|dc.description.abstract||This study aims for mathematical modeling, experimental validation, and systematic optimization of Expression Microdissection (xMD). xMD selectively heats targeted cancer cells via a photothermal effect to enable their procurement from tumor tissue samples to provide highly pure cell populations for molecular analysis so that misdiagnoses caused by non-neoplastic cell contamination can be reduced. Several theoretical models have been validated for the photothermal effect in tissues. However, these models are not generally applicable to the physics behind the process of xMD. In this study, we proposed a mathematical model that analyzes the spatial and temporal temperature distribution and heat melt track in an xMD sample that is composed of a thermoplastic film and a tumor tissue section sandwiched by two glass slides. To experimentally validate the model, we designed and built a continuous-wave laser raster system from scratch to implement xMD on the sample in which the tissue was replaced by a tissue-mimicking phantom fabricated by spin-coating. The phantom is used to imitate the physical properties of an immunohistchemically-stained tissue, such as thickness, light absorption, and scattering, etc. Moreover, we proposed an indirect method that uses absorbance spectral slope of the xMD-treated film as temperature indicator for the sample in order to overcome the challenge of temperature measurement on a multilayered micro-scaled medium and experimentally validate the model. The result shows that the experimentally measured temperature of the phantom and melt track width on the film were in good consistency with those predicted by the model.

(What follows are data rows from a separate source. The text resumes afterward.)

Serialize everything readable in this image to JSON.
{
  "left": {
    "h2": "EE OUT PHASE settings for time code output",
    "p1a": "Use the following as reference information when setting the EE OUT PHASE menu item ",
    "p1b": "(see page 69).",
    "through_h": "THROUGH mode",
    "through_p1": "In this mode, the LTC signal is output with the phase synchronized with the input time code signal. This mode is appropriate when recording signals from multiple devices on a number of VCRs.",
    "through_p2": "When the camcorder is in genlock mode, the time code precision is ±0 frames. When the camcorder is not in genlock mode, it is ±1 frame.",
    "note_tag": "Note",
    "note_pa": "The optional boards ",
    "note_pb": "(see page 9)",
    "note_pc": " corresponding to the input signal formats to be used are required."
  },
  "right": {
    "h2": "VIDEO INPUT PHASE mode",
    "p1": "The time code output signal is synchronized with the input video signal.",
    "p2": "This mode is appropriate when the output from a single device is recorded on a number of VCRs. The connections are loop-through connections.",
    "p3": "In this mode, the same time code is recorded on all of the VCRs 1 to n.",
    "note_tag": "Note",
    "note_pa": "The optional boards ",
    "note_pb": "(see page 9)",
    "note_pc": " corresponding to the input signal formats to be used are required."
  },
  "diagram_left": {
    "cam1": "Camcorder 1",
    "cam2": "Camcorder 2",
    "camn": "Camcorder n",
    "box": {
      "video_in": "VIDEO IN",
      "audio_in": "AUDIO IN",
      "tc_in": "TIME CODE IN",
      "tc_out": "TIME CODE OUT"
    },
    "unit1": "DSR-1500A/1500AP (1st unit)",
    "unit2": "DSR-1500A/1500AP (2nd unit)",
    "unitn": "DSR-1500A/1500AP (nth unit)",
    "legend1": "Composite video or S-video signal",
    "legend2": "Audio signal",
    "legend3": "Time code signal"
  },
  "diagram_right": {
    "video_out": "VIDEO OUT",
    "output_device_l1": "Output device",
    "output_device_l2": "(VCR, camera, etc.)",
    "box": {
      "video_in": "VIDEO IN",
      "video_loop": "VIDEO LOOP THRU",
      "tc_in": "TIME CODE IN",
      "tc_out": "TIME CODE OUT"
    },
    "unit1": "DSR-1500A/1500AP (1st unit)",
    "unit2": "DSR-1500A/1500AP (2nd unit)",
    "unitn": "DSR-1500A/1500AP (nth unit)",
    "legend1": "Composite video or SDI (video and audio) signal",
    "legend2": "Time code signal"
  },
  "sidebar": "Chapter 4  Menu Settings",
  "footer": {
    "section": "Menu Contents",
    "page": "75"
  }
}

Furthermore, based on the validated model, we systematically optimized the xMD process under realistic tissue variations for commercially-available laser raster systems, featuring two laser types (pulse v.s. continuous-wave) and two system configurations (top-down v.s. bottom-up). Specifically, we analyzed the temperature distribution of the xMD sample under three cases of the variations: (1) size of the stained cancer cell, (2) tissue section thickness, and (3) tissue stain intensity to find the optimal xMD operation space (i.e., laser intensity, scan speed, and pulse-on time) for the systems. In the optimization results, the optimal laser intensity and pulse time of the pulse xMD system for the sample variations range from 6 x 10^7 W/m^2 to 13 x 10^7 W/m^2 and from 2 ms to 10 ms, respectively. However, over-melting problem may occur when dealing with thicker tissue samples. The result suggests the pulse time of less than 0.8 ms. Similarly, for the continuous-wave xMD system, the optimal range of the intensity and speed are from 7 x 10^7 W/m^2 to 1 x 10^8 W/m^2 and from 60 mm/s to 100 mm/s, respectively. These ranges are overlapped by the specifications of the continuous-wave systems, indicating they are capable of processing the samples in real clinical practice. Furthermore, no obvious difference of the optimal range can be seen between the laser systems of the two configurations when extracting cancer cells from the thin tissues (5 um). When processing the think tissues (15 um), our simulations however show that the bottom-up pulse xMD system has better heating efficiency in tissue than the other xMD systems do, indicating it has smaller optimal operation window. Additionally, the top-down xMD system induces higher temperature on the film/tissue interface. Such result points out that the top-down xMD system can provide better xMD performance than the bottom-up system does.
Our model demonstrated its validity to describe the xMD mechanism. The optimization results revealed the optimal xMD range for the varying realistic tissue samples. We anticipate the xMD model and parametric simulations enable researchers to facilitate the cell retrieval process and maximum the xMD performance without contaminating subsequent molecular profiling of cancer and other diseases so that cancer patients can receive molecular medical treatments in a timely manner.||en_US